It might be hard for an American Christian Fundamentalist to understand why our society shouldn’t enforce his particular denomination’s set of holy laws. Appeals to individual rights aren’t likely to persuade him, because those concepts aren’t enshrined in the Bible. But consider this: if America can enforce religious laws on your behalf today, what happens if (or when) America no longer has a Christian majority? It seems like organizing the government in a religiously neutral manner is– in the long run– the only way to guarantee that Christians aren’t persecuted in the future.
The fact that we’re even having this debate is symptomatic of a deeper problem, though. Political debates shouldn’t ever involve religion, but the debate over gay marriage seethes with religious themes. Maybe it’s best to decouple religion from government in matters relating to marriage. Every government document that currently refers to marriage should be changed to refer to a “civil union” that doesn’t discriminate on any basis such as race, religion or sexuality.
Marriage should be a purely religious ceremony, defined and implemented by churches however they see fit. You wouldn’t seek the government’s approval to baptize your child, would you? What about the notion of filling out a government form to get permission to hold a Bar Mitzvah or Confirmation? If it’s a bad idea to allow the government to regulate those sacraments, it’s probably also a bad idea to allow the government to regulate marriage.
Many people seem to equate the term “secular government” with “atheistic government” by arguing that the removal of religious language from political debate is tantamount to state-mandated atheism. I disagree, because there seem to be three basic ways that governments can deal with religion:
A completely religious government is best exemplified by Iran, Afghanistan under the Taliban, and Spain during the Inquisition. Each day the government reaffirms its mission to enforce the rules of the national deity, and punish non-believers or believers in a different deity. Oh, and if they get a chance, maybe they’ll get around to making sure the trains run on time.

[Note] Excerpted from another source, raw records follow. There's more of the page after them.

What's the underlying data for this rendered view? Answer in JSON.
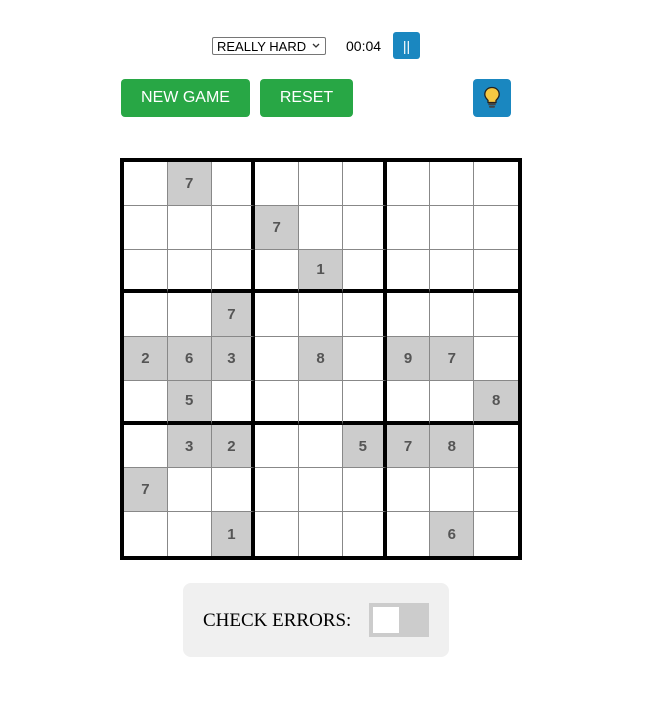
{
  "controls": {
    "difficulty": "REALLY HARD",
    "timer": "00:04",
    "pause_label": "||",
    "new_game_label": "NEW GAME",
    "reset_label": "RESET",
    "hint_icon": "lightbulb-icon"
  },
  "board": {
    "rows": [
      [
        "",
        "7",
        "",
        "",
        "",
        "",
        "",
        "",
        ""
      ],
      [
        "",
        "",
        "",
        "7",
        "",
        "",
        "",
        "",
        ""
      ],
      [
        "",
        "",
        "",
        "",
        "1",
        "",
        "",
        "",
        ""
      ],
      [
        "",
        "",
        "7",
        "",
        "",
        "",
        "",
        "",
        ""
      ],
      [
        "2",
        "6",
        "3",
        "",
        "8",
        "",
        "9",
        "7",
        ""
      ],
      [
        "",
        "5",
        "",
        "",
        "",
        "",
        "",
        "",
        "8"
      ],
      [
        "",
        "3",
        "2",
        "",
        "",
        "5",
        "7",
        "8",
        ""
      ],
      [
        "7",
        "",
        "",
        "",
        "",
        "",
        "",
        "",
        ""
      ],
      [
        "",
        "",
        "1",
        "",
        "",
        "",
        "",
        "6",
        ""
      ]
    ]
  },
  "check_errors": {
    "label": "CHECK ERRORS:",
    "enabled": false
  },
  "colors": {
    "accent_green": "#28a745",
    "accent_blue": "#1a87c0",
    "given_cell": "#cccccc",
    "toggle_off": "#cccccc",
    "panel_bg": "#f0f0f0"
  }
}
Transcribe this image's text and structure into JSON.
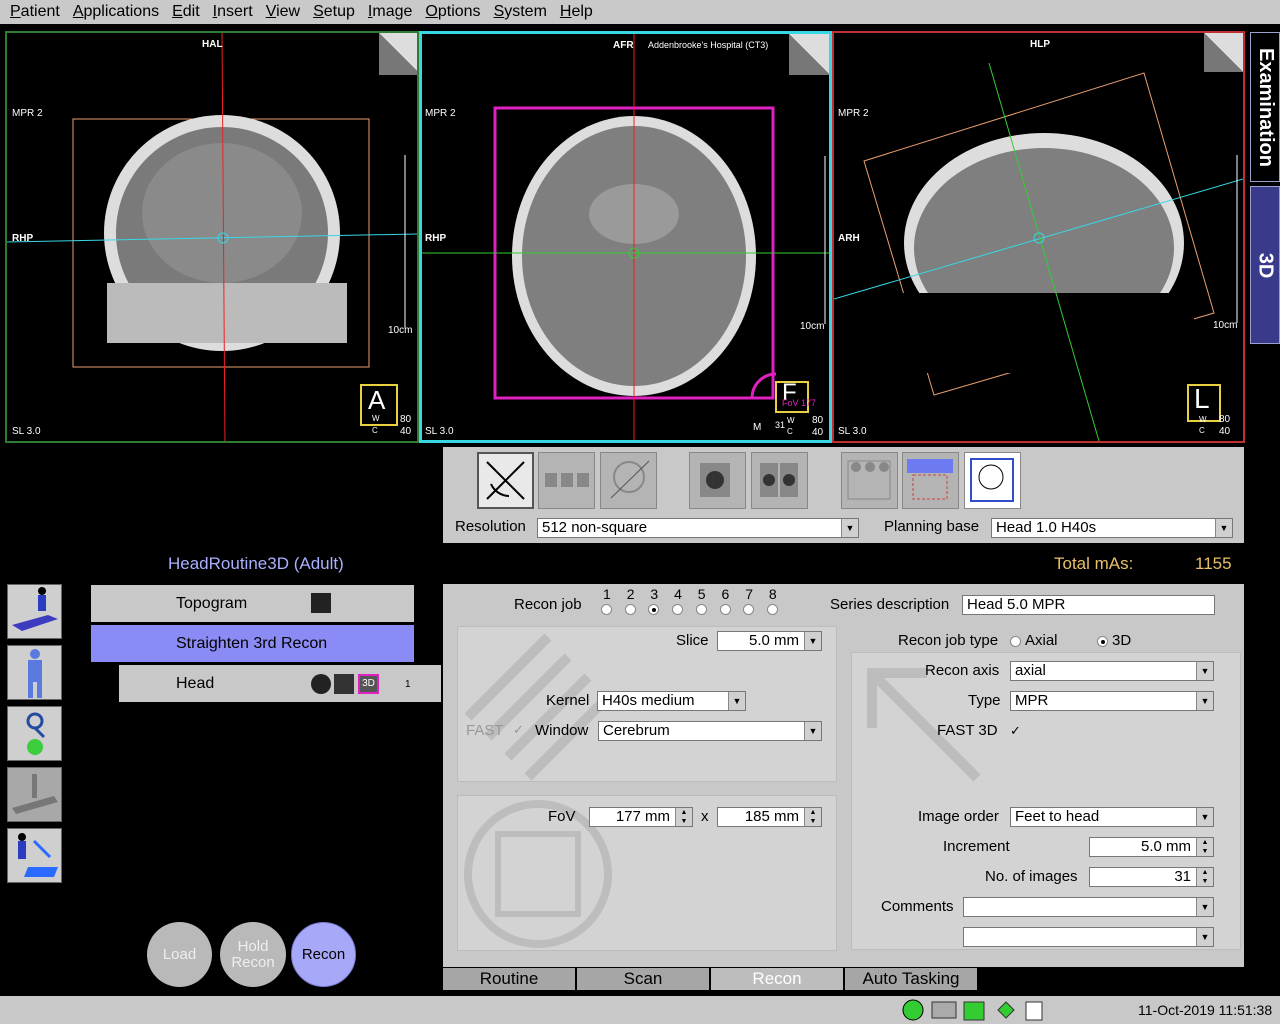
{
  "menu": [
    "Patient",
    "Applications",
    "Edit",
    "Insert",
    "View",
    "Setup",
    "Image",
    "Options",
    "System",
    "Help"
  ],
  "viewports": [
    {
      "orient_top": "HAL",
      "series": "MPR 2",
      "orient_left": "RHP",
      "slice": "SL 3.0",
      "scale": "10cm",
      "letter": "A",
      "w": "80",
      "c": "40",
      "w_lbl": "W",
      "c_lbl": "C"
    },
    {
      "orient_top": "AFR",
      "hospital": "Addenbrooke's Hospital (CT3)",
      "series": "MPR 2",
      "orient_left": "RHP",
      "slice": "SL 3.0",
      "scale": "10cm",
      "letter": "F",
      "w": "80",
      "c": "40",
      "w_lbl": "W",
      "c_lbl": "C",
      "m": "M",
      "n": "31",
      "fov": "FoV 177"
    },
    {
      "orient_top": "HLP",
      "series": "MPR 2",
      "orient_left": "ARH",
      "slice": "SL 3.0",
      "scale": "10cm",
      "letter": "L",
      "w": "80",
      "c": "40",
      "w_lbl": "W",
      "c_lbl": "C"
    }
  ],
  "right_tabs": {
    "examination": "Examination",
    "three_d": "3D"
  },
  "tools": {
    "resolution_label": "Resolution",
    "resolution_value": "512 non-square",
    "planning_label": "Planning base",
    "planning_value": "Head  1.0  H40s"
  },
  "protocol": "HeadRoutine3D (Adult)",
  "total_mas_label": "Total mAs:",
  "total_mas_value": "1155",
  "steps": {
    "topogram": "Topogram",
    "straighten": "Straighten 3rd Recon",
    "head": "Head",
    "head_num": "1",
    "three_d_badge": "3D"
  },
  "recon": {
    "job_label": "Recon job",
    "jobs": [
      "1",
      "2",
      "3",
      "4",
      "5",
      "6",
      "7",
      "8"
    ],
    "selected_job": 3,
    "series_desc_label": "Series description",
    "series_desc_value": "Head  5.0  MPR",
    "slice_label": "Slice",
    "slice_value": "5.0 mm",
    "job_type_label": "Recon job type",
    "axial_label": "Axial",
    "three_d_label": "3D",
    "kernel_label": "Kernel",
    "kernel_value": "H40s medium",
    "fast_label": "FAST",
    "window_label": "Window",
    "window_value": "Cerebrum",
    "axis_label": "Recon axis",
    "axis_value": "axial",
    "type_label": "Type",
    "type_value": "MPR",
    "fast3d_label": "FAST 3D",
    "fov_label": "FoV",
    "fov_x": "177 mm",
    "fov_x_sep": "x",
    "fov_y": "185 mm",
    "order_label": "Image order",
    "order_value": "Feet to head",
    "increment_label": "Increment",
    "increment_value": "5.0 mm",
    "noimg_label": "No. of images",
    "noimg_value": "31",
    "comments_label": "Comments"
  },
  "round_buttons": {
    "load": "Load",
    "hold": "Hold Recon",
    "recon": "Recon"
  },
  "bottom_tabs": [
    "Routine",
    "Scan",
    "Recon",
    "Auto Tasking"
  ],
  "status": {
    "datetime": "11-Oct-2019 11:51:38"
  }
}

A completely atheistic government is best exemplified by the communist Soviet Union, North Korea, and Cambodia under the Khmer Rouge. Each day the government reaffirms its mission to eradicate all religions, and punish believers. Oh, and if they get a chance, maybe they’ll get around to making sure the trains run on time.
A completely secular government, on the other hand, has never existed. Each day, such a government ignores inflammatory rhetoric and strives to protect the individual rights of all people– believers and non-believers alike. Making sure the trains run on time is essentially their only concern, along with other theologically neutral responsibilities.↩ back